- Fair Rent Homes would be for people with incomes of up to £45k in London and £35k in the rest of the country. Rents would be tied to local incomes, making these homes genuinely affordable. This would extend the offer from government of housing help to cover families who are just about managing and need their assistance.
- An investment of £2bn for 25,000 new council homes were pledged at Conservative Party Conference in October this year.
- Results are based on a YouGov survey of 3,978 private renters in England, 18+, of which 612 were classifiable as low paid workers, 228 of which had children, weighted, online, August 2017.
- Low paid renters in the survey results are working and have household incomes that are typically £15,000 to £35,000, depending on the size and composition of the household. Exact definitions available on request.

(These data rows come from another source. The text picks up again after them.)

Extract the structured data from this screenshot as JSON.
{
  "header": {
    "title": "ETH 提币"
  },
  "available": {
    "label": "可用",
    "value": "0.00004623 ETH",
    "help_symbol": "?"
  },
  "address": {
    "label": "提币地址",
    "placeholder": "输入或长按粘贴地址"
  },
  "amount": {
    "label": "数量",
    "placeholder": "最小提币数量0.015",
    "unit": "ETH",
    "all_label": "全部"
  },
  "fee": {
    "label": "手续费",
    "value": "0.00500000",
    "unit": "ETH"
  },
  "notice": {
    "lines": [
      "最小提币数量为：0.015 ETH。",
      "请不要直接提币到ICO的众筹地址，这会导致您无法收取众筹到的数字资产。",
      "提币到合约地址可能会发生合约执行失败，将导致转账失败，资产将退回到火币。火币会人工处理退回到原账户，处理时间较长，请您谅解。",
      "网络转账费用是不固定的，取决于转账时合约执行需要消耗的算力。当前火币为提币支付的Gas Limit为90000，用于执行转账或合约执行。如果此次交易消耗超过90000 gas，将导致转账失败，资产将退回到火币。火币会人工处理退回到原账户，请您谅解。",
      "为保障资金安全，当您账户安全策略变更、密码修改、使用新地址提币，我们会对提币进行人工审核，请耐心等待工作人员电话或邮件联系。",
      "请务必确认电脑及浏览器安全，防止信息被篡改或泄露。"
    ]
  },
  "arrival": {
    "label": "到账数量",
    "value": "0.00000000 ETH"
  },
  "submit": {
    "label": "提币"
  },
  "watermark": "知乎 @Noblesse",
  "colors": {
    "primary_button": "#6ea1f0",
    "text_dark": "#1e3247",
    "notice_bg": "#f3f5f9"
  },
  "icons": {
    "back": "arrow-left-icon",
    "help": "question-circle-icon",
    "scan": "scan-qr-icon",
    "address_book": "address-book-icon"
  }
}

- Table of results:
Which, if any, of the following have you sacrificed/ done in order to enable you to keep up with any rental payments over the last year (i.e. since July 2016)? (Please select all that apply)
Low paid private renters
Low paid private renters, with children
Cut back on clothing for myself/ my partner
Cut back on food for myself/ partner
Cut back on leisure activities for my children (e.g. swimming, day trips)
Cut back on clothing/ school uniform/ toys for my children
Went behind on other payments (i.e. council tax, utilities, TV license etc.)
Cut back on clothing for myself/ my partner or Cut back on food for myself/ partner or Cut back on leisure activities for my children (e.g. swimming, day trips) or Cut back on clothing/ school uniform/ toys for my children
Cut back on leisure activities for my children (e.g. swimming, day trips) or Cut back on clothing/ school uniform/ toys for my children
Source: YouGov survey of 3,978 private renters in England, 18+, weighted, online, August 2017. Actual base sizes are shown in the table. Selected results only.